As Jilly Cooper, 84, says she plans to adopt a rescue pup… Is it selfish to get a new dog in your 80s?
By Kate Spicer
After the death of her dearly loved greyhound, Bluebell, 84-year-old Jilly Cooper revealed last week that she is planning on getting a new dog once she has finished her latest novel.
While there will surely be a chorus of disapprovers thinking, ‘A new dog? At her age?’ you will not find me among their number.
Three cheers for Jilly Cooper, more like. A lifetime of owning dogs means she knows exactly what is required to give a dog a good home and whether she is able to provide that.
As Jilly Cooper, 84, (图为) reveals plans to get a new dog, Kate Spicer and Liz Hodgkinson debate if it is selfish to get a pet in later life
“我认为我从小就被培养成有精神力量, who are in their 70s, often say that their current dogs will be their last, which sends me into sad panic for a number of reasons.
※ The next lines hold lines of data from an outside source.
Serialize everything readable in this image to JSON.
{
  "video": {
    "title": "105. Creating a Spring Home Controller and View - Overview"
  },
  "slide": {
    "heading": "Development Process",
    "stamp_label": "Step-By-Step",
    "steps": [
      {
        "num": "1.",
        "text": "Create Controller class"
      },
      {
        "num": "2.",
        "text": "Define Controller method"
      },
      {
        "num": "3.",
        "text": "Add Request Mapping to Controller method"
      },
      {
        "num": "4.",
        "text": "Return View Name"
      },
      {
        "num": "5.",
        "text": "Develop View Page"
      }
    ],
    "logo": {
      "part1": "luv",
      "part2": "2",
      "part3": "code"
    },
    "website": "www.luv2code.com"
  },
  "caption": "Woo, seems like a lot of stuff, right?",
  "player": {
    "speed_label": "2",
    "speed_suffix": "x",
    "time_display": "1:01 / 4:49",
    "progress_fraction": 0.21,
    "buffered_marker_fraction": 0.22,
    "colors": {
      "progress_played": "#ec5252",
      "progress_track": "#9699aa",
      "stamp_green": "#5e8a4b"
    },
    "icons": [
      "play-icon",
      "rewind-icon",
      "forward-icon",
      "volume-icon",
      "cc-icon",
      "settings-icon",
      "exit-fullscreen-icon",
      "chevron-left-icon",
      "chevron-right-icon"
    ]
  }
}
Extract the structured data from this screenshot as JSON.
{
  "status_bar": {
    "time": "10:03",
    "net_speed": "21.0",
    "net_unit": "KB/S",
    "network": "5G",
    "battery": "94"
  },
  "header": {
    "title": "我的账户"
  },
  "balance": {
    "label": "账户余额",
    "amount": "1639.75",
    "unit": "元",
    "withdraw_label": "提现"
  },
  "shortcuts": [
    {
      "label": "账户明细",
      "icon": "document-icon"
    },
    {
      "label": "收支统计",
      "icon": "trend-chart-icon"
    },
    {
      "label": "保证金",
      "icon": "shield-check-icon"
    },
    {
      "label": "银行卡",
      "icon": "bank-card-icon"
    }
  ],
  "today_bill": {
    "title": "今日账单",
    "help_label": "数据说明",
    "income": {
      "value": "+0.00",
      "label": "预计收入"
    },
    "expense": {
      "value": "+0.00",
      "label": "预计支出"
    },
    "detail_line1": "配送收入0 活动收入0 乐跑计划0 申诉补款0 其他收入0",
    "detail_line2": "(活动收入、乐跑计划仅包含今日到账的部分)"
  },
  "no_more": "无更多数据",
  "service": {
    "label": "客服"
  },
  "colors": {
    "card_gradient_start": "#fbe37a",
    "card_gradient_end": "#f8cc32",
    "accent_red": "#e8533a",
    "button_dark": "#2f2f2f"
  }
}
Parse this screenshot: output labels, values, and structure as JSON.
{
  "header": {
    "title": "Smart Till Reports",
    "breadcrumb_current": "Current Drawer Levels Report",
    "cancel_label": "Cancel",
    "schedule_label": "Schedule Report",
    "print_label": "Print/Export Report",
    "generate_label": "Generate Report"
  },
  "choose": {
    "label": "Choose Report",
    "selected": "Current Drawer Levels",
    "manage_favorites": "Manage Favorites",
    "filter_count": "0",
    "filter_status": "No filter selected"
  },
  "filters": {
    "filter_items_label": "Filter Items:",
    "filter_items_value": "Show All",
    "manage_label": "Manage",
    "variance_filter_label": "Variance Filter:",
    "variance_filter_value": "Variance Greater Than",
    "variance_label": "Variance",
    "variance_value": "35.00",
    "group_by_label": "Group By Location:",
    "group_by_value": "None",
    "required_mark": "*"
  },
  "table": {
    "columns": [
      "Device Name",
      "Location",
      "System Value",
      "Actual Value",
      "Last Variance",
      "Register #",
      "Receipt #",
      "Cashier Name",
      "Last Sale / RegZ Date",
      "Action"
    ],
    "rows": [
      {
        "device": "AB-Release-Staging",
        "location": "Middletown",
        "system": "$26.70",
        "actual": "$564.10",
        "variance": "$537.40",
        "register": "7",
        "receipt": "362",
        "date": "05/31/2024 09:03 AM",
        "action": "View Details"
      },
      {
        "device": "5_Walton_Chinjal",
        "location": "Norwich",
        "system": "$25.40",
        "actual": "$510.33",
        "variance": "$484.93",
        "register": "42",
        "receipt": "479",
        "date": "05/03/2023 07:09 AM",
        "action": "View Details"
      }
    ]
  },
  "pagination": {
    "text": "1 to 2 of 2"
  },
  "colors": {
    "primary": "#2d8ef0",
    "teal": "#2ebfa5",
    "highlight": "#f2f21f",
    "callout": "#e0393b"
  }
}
Chiefly because I can only imagine how it will feel, like living in God’s waiting room without having the loyal species which has accompanied them both throughout life. I know others will disagree, but as long as my parents are fit and vital, I will not be discouraging them from getting another dog in their 80s.
I have an agreement with Mum that should she die before her dog, I will take the dog in. My sister has a similar agreement with Dad. My aunt, in her late 80s, walks her Labrador every day in the forest near her home. When she was convalescing after a knee operation, my cousin stepped in for dog walking duties.
Kate Spicer (图为) claims being old should not mean living without a beloved gentle sidekick who also keeps you fit
Being old should not mean living without a beloved gentle sidekick who also keeps you fit, gets you out in the fresh air and provides a reassuring, loving presence.
加, nothing beats the wonder that is warm silky ears to stroke when you feel alone. Jilly Cooper may choose to adopt another retired greyhound, which is to say a dog in middle-age with its zoomy years behind it. Sedately, they can age together. It makes sense to me.
Yet many rescue centres will not allow people over a certain age to adopt. When the Wild At Heart Foundation partnered a dog with a dynamic and healthy 70-year-old, the keyboard warriors went berserk, as if it had been sent to a serial killer.
Founder Nikki Tibbles said: ‘We could not have found her a more loving and caring home.’
There are estimated to be up to 600 million stray dogs worldwide. 在英国, you can add an extra 40,000 unwanted lockdown dogs to the 130,000 already in shelters.
Fretting about a fit octogenarian adopting one of these animals displays a depressing small-minded antagonism that is helping no one, least of all the poor animals.
通过 丽兹 Hodgkinson
Dogs are often recommended as ideal companions for lonely elderly people, especially if they no longer have a human partner in their life.
But when Jilly Cooper announced her intention of adopting another dog, 我想, '没有, you are simply too old to take on the care and attention that a new and possibly boisterous dog will require.’
Liz Hodgkinson (图为) claims ageing owners may not be in a position to give dogs the exercise they need
刚刚, two of my friends, lifelong dog lovers, made the sad but sensible decision not to replace their own rescue greyhound when he died. They were in their late 80s and although they found it almost impossible to imagine life without a dog, they were worried that a new one might easily outlive them, and have to be rehomed all over again.
Although elderly, they are perfectly fit and healthy and still able to go on long walks. They made what was, 为他们, an agonising decision without outside interference. They had never before been without a dog.
It is true that in many ways, retired greyhounds make ideal pets for older people as they are generally docile and low maintenance, but they still need a good hour of exercise each day, 哪一个, with increasing age and infirmity, the owner might not be in a position to give.
Rescue dogs, the kind favoured by Jilly and many animal lovers, are often timid and traumatised, and require more patience than a pooch bought as a puppy. They might have suffered in their youth and as such, remain wary of humans. Greyhounds in particular, rarely bred to be pets, can have chronic anxiety in even the most loving, dog-friendly home.
I don’t have a dog as this would not be fair either on the dog or myself, as I live in a fourth-floor flat. When my partner died 18 几年前, friends advised me to get one, but I felt my life was too unsettled and liable to change to have a pet. I knew I would also be so upset when a dog I had come to love died, and wasn’t sure I would be able to cope with the loss.
My son Tom and his family, 然而, have a huge black Labrador. This means I know something about the pleasures — and pains — that dog ownership brings.
Even though they are all young and fit, they don’t always have as much energy as their dog and can find it difficult to take him for all the walks he demands.
是, dogs are family, and it is truly heartbreaking when they die. But it is equally heartbreaking for your dog if you die. So I would say, 请, for the dog’s sake, don’t get another one when you are halfway through your ninth decade.